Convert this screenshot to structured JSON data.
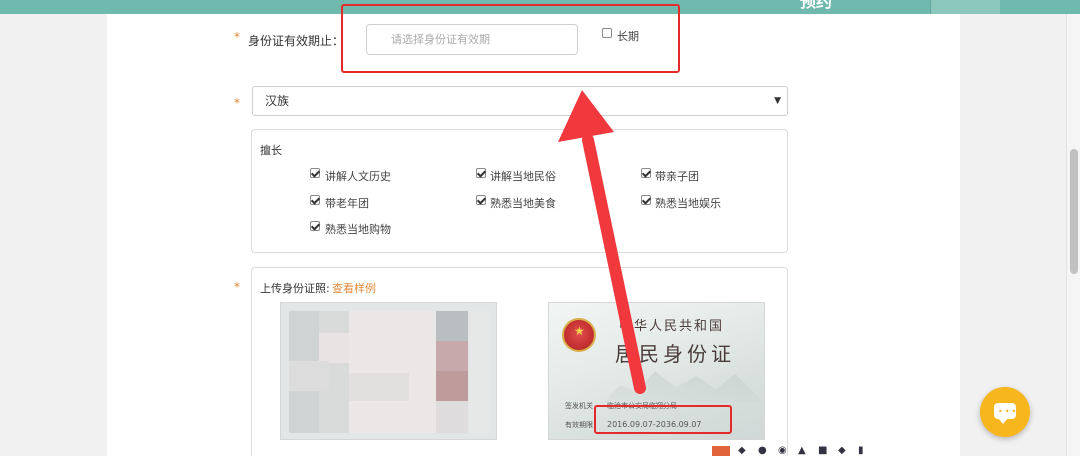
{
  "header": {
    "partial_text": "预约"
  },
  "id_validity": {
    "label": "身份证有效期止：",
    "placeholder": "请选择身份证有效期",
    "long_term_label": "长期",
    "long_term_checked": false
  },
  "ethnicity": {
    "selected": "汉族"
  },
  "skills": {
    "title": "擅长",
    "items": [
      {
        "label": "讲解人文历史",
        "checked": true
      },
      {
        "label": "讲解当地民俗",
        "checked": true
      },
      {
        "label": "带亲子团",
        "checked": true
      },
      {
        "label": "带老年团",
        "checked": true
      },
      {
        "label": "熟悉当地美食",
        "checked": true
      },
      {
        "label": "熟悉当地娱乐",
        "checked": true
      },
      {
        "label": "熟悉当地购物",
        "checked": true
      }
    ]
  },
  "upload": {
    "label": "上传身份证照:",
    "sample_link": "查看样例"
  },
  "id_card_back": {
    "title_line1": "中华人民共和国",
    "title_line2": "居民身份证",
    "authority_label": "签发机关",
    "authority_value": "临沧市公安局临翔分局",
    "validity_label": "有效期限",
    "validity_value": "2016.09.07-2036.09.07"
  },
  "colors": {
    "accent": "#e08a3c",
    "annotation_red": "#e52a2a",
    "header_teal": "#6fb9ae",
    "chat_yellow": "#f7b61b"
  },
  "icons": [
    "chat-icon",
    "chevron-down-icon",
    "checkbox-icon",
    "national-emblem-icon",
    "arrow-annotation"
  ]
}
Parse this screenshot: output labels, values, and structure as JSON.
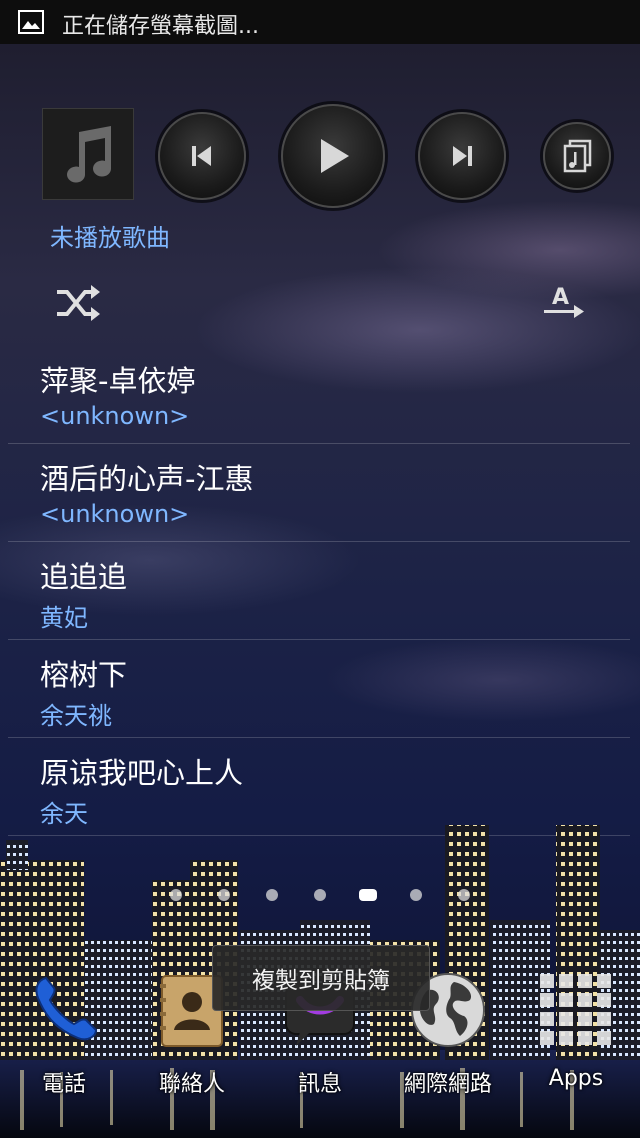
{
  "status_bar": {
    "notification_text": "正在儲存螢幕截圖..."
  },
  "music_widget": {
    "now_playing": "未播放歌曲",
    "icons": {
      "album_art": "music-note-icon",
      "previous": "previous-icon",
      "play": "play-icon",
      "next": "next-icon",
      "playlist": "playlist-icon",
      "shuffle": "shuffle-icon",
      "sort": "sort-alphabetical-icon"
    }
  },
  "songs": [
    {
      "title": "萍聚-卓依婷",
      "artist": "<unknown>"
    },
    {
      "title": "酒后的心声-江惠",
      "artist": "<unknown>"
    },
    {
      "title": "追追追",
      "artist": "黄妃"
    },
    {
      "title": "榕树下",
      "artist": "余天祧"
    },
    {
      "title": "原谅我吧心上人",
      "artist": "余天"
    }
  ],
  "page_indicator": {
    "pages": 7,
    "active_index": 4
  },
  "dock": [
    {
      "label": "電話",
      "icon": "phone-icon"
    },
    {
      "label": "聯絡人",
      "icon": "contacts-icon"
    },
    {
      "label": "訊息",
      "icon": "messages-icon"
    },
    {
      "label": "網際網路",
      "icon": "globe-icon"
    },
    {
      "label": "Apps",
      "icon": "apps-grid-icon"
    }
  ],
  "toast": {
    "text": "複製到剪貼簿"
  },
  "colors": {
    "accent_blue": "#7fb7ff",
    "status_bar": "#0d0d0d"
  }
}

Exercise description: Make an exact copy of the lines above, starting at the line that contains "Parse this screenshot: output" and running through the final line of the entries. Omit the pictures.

Solution:
Parse this screenshot: output labels, values, and structure as JSON.
{
  "status_bar": {
    "notification_text": "正在儲存螢幕截圖..."
  },
  "music_widget": {
    "now_playing": "未播放歌曲",
    "icons": {
      "album_art": "music-note-icon",
      "previous": "previous-icon",
      "play": "play-icon",
      "next": "next-icon",
      "playlist": "playlist-icon",
      "shuffle": "shuffle-icon",
      "sort": "sort-alphabetical-icon"
    }
  },
  "songs": [
    {
      "title": "萍聚-卓依婷",
      "artist": "<unknown>"
    },
    {
      "title": "酒后的心声-江惠",
      "artist": "<unknown>"
    },
    {
      "title": "追追追",
      "artist": "黄妃"
    },
    {
      "title": "榕树下",
      "artist": "余天祧"
    },
    {
      "title": "原谅我吧心上人",
      "artist": "余天"
    }
  ],
  "page_indicator": {
    "pages": 7,
    "active_index": 4
  },
  "dock": [
    {
      "label": "電話",
      "icon": "phone-icon"
    },
    {
      "label": "聯絡人",
      "icon": "contacts-icon"
    },
    {
      "label": "訊息",
      "icon": "messages-icon"
    },
    {
      "label": "網際網路",
      "icon": "globe-icon"
    },
    {
      "label": "Apps",
      "icon": "apps-grid-icon"
    }
  ],
  "toast": {
    "text": "複製到剪貼簿"
  },
  "colors": {
    "accent_blue": "#7fb7ff",
    "status_bar": "#0d0d0d"
  }
}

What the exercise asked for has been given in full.